→ **Saved entries**

-- Opening Marker --

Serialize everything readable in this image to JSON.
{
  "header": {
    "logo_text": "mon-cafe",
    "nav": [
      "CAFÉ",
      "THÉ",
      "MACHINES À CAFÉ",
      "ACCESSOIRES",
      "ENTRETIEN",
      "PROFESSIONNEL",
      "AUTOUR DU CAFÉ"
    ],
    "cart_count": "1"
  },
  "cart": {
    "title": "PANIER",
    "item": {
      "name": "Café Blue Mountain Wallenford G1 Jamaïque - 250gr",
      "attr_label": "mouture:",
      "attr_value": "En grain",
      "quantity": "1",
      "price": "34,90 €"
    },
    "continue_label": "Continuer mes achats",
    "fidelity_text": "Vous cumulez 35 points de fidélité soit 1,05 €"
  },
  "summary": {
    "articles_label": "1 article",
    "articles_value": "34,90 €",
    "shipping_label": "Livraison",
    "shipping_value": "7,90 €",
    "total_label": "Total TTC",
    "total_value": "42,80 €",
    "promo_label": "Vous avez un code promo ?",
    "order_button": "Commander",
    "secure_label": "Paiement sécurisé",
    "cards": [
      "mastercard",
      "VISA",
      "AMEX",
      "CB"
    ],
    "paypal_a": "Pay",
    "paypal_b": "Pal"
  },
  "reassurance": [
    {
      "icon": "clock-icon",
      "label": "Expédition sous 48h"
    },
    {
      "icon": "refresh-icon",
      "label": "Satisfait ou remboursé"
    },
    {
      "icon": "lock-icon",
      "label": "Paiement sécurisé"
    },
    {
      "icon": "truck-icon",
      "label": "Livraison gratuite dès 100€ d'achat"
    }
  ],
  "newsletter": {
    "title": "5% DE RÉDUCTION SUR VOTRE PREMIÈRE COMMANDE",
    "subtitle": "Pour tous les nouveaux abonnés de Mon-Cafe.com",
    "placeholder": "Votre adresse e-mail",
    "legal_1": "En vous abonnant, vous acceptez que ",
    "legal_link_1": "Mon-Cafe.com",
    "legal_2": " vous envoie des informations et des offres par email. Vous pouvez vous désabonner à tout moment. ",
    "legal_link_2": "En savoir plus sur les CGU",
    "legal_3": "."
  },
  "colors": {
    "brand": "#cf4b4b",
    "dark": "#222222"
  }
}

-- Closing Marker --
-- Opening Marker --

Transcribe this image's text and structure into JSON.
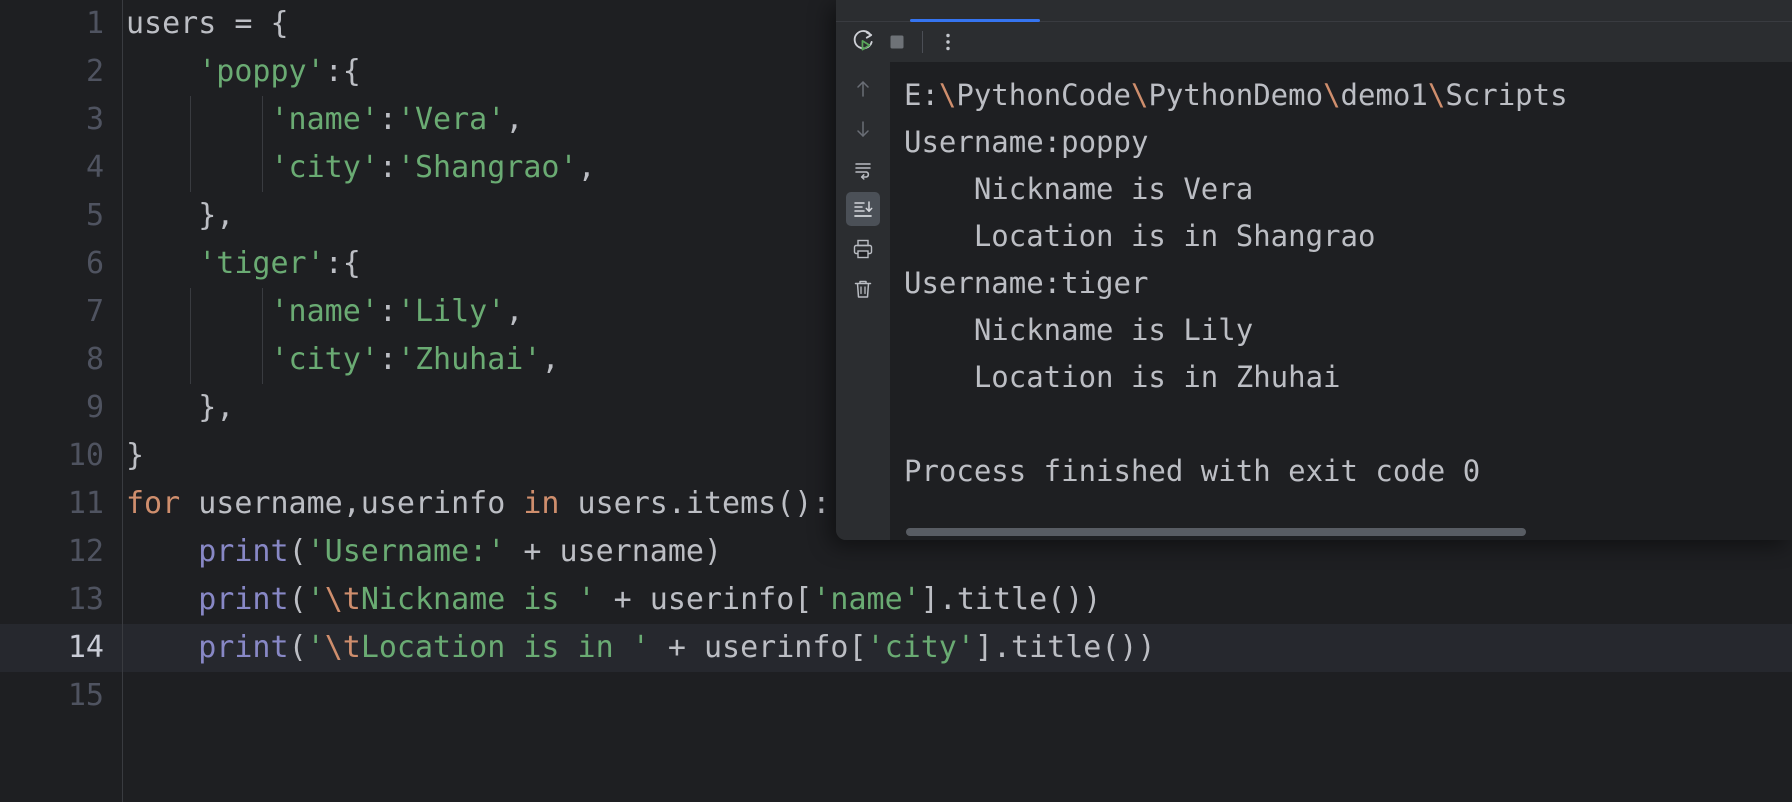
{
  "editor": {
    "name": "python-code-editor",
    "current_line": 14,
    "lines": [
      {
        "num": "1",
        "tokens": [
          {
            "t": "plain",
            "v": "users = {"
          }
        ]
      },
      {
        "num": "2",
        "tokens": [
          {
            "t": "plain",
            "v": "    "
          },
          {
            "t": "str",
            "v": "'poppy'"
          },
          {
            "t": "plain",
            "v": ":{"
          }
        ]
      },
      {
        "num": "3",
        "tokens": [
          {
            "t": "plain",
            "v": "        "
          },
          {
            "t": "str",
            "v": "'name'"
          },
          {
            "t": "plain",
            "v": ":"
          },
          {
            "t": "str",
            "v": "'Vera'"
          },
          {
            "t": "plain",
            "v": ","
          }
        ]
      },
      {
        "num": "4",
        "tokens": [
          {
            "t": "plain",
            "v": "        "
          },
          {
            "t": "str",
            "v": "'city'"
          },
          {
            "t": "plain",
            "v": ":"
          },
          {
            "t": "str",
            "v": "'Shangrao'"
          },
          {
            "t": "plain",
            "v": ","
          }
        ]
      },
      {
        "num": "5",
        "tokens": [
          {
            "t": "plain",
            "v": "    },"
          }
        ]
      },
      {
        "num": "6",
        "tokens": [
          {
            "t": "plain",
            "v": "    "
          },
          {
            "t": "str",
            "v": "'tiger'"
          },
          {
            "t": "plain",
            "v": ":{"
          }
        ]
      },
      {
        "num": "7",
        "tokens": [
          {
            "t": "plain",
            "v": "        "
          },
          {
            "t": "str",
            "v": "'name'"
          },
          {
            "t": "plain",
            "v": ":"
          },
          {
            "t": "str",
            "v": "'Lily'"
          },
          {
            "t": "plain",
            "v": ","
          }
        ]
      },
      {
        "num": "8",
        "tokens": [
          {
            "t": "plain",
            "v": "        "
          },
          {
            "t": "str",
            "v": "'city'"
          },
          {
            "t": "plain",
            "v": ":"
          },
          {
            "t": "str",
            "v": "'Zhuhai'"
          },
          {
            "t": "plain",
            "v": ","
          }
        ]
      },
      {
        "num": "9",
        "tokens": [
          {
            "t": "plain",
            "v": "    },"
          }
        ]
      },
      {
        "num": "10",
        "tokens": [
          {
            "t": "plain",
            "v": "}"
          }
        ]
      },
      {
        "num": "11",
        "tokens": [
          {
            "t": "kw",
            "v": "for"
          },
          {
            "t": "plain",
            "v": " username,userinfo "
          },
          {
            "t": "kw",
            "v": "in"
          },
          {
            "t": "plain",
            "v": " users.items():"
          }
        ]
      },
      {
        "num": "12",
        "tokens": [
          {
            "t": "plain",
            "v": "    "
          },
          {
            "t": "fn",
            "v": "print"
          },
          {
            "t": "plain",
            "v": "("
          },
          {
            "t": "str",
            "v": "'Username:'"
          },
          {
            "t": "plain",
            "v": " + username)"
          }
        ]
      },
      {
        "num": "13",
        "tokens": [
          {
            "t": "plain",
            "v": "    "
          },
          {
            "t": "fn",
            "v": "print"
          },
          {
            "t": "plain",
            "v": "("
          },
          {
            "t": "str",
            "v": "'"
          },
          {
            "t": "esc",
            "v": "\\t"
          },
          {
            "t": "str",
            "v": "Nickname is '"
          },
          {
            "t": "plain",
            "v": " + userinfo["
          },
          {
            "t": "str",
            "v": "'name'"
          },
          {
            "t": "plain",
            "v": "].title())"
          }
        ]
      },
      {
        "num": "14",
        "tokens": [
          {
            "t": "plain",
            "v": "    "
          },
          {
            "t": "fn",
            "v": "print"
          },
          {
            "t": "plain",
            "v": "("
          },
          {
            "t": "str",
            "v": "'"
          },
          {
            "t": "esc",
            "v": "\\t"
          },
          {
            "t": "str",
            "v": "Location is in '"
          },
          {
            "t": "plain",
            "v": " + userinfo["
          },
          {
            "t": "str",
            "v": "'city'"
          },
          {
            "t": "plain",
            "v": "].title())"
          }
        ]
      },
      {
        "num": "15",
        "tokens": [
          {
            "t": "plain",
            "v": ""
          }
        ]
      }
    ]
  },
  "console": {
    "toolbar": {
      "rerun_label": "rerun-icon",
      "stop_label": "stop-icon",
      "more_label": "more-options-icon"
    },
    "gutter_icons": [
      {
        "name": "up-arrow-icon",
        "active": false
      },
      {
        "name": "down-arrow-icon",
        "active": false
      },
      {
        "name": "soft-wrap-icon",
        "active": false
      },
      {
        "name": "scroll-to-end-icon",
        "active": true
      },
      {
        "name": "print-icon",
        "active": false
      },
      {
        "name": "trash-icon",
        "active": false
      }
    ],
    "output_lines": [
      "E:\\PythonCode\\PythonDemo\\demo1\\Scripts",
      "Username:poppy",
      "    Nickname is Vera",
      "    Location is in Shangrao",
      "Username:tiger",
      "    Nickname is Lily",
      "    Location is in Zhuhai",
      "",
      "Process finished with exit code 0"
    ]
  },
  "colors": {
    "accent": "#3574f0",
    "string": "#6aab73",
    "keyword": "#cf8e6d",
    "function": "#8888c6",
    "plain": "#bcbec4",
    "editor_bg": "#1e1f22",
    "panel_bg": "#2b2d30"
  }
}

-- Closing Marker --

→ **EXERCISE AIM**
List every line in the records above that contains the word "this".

→ **YOUR RESPONSE**
Serialize everything readable in this image to JSON.
Transcribe this image's text and structure into JSON.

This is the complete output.